It was sad news to hear the Chicago Sun Times fired the entire photography staff (28 people) at the end of May. This story, which didn’t merit many headlines nor involve a paper I read, touched me in a big way. It seems blurry smart phone images with heads chopped off along with writing rife with rumor presented as fact are now considered good enough from an industry that used to be proud.
I spent some time as a newspaper staffer in the sports department of a city daily during my younger years. I witnessed the dedication and pride of reporters in all departments as they put their issues to bed (our department was one of the last to fill later editions) along with the flurry and focus of the four who came in to cover the night shift pulling wire stores and crafting headlines to fit. It was an amazing experience that taught me more than I would have imagined about the nature of newspapers and the people who pull together to create the content. One thing I realized is pay rates are low so pride serves as the primary substitute. Or at least it used to.
Why do decision makers seem to think dreck will sell better?
Times have changed, of course, but there’s still that joy that comes from seeing the results from someone who’s really honed their craft. Whether it’s a journalist that digs deep to get an interviewee so comfortable they’re sharing things in a new and intimate way, a photographer or illustrator that grabs you with the moment they capture or a columnist that offers uncanny perspectives, that sense that you’re reading or seeing something from craftsman and kindred spirit is remarkable.
Newspapers make money from advertising revenue with fees based on circulation. Reducing the quality of what’s delivered isn’t likely to increase subscribers.
The old model may be broken (print subscribers = ad pricing benchmarks), but cutting costs by eliminating employees who provide the wow factor isn’t the answer. Successful publications are getting creative and responsive in how they offer what consumers want.
Small businesses can glean insight from media marketing strategy moves
It’s kismet that print media is now suffering the scrutiny and judgment they previously wielded with abandon. Publications that haven’t adopted to the morphed consumer needs in today’s digital age are struggling. These missteps serve as good lesson on what not to do. Many are thriving, though, with a diversified and responsive marketing strategy approach.
The sinking ships are being reactive vs. proactive. Cutting costs works if you do it in the right places – but short-term thinking won’t do much for your long-term gains.
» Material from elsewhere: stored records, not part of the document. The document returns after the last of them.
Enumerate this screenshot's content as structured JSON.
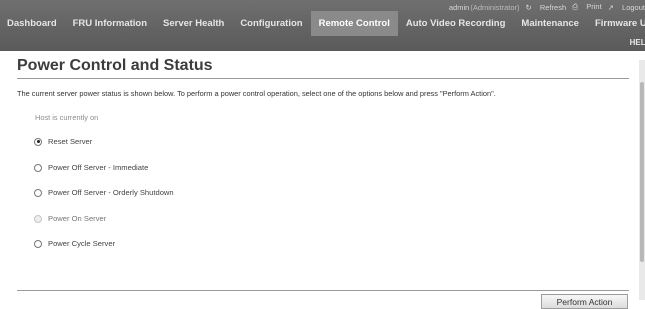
{
  "utility": {
    "user": "admin",
    "role": "(Administrator)",
    "refresh": "Refresh",
    "print": "Print",
    "logout": "Logout"
  },
  "nav": {
    "items": [
      "Dashboard",
      "FRU Information",
      "Server Health",
      "Configuration",
      "Remote Control",
      "Auto Video Recording",
      "Maintenance",
      "Firmware Update"
    ],
    "active": "Remote Control",
    "help": "HELP"
  },
  "main": {
    "title": "Power Control and Status",
    "description": "The current server power status is shown below. To perform a power control operation, select one of the options below and press \"Perform Action\".",
    "status": "Host is currently on",
    "options": [
      {
        "label": "Reset Server",
        "selected": true,
        "disabled": false
      },
      {
        "label": "Power Off Server - Immediate",
        "selected": false,
        "disabled": false
      },
      {
        "label": "Power Off Server - Orderly Shutdown",
        "selected": false,
        "disabled": false
      },
      {
        "label": "Power On Server",
        "selected": false,
        "disabled": true
      },
      {
        "label": "Power Cycle Server",
        "selected": false,
        "disabled": false
      }
    ],
    "action_button": "Perform Action"
  }
}
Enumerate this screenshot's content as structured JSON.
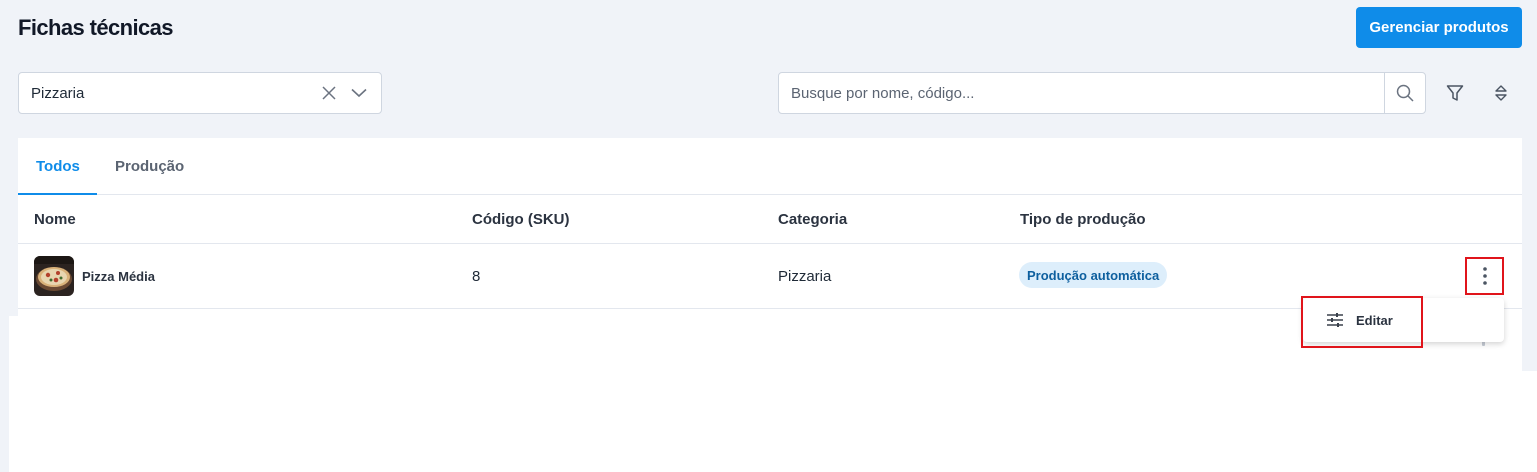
{
  "header": {
    "title": "Fichas técnicas",
    "manage_button": "Gerenciar produtos"
  },
  "filters": {
    "category_select": {
      "value": "Pizzaria"
    },
    "search": {
      "placeholder": "Busque por nome, código..."
    }
  },
  "tabs": [
    {
      "label": "Todos",
      "active": true
    },
    {
      "label": "Produção",
      "active": false
    }
  ],
  "table": {
    "columns": [
      "Nome",
      "Código (SKU)",
      "Categoria",
      "Tipo de produção"
    ],
    "rows": [
      {
        "name": "Pizza Média",
        "sku": "8",
        "category": "Pizzaria",
        "production_type": "Produção automática"
      }
    ]
  },
  "row_menu": {
    "items": [
      {
        "label": "Editar",
        "icon": "sliders-icon"
      }
    ]
  },
  "colors": {
    "primary": "#0f8ce9",
    "badge_bg": "#ddeefb",
    "badge_text": "#0d5f9e",
    "highlight": "#e0141b"
  }
}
Smart publications are investing more into their creative team to set them apart. Floundering ones are stuffing pages with donated content and no consideration for what the reader seeks – let alone a strategy to ensure it’s delivered.
The advent of the internet has resulted in a physical disconnect. Economic challenges in much of the world are producing more careful spending decisions. Customers are looking for personal and meaningful connections. Those business owners who are able to identify what will resonate with today’s consumer will win over those alienated by others who don’t.
Making a memorable difference in someone’s life is what counts today
What do your clients (or prospects) really want?
- Is your audience Baby Boomers seeking someone who can provide information or support in a way that’s easy for them to understand? If you craft a contemporary geek message, you probably will miss the mark.
- Looking to appeal to Generation Y? It’s best to keep your messages and requests for information short.
- Are women your primary audience? Relationship building will be important if you expect them to buy.
- Think your best market is the health conscious parents? Include families in the message and delivery to gain stronger appeal.
- Selling hobby or career development products? Make them available in as many formats as possible (print, digital, audio, video, etc.). Chances are the more options you provide, the more each will sell (people may first buy a digital book, then realize they want a hard copy or an audio or video product too).
· What’s most important is to get to know your audience. Understand how they prefer to get their information. Talk to them in ways that are relatable. Offer what’s missing in the mix. Make them feel like you get what they’re going through – and know how to help
Watching media fails and wins can provide some great insight into how to make better marketing strategy decisions for your small business. Why not learn from the mistakes and coups of those who make the news (sometimes in ways they’d rather not)? Consider how you can make headlines with small business achievements you’re proud to shout about. It’s not hard.
Why not start with a shout out on your achievements in the comments below? While you’re here, please take a moment to add some social share kindness with the easy buttons to the left of this post. Thanks!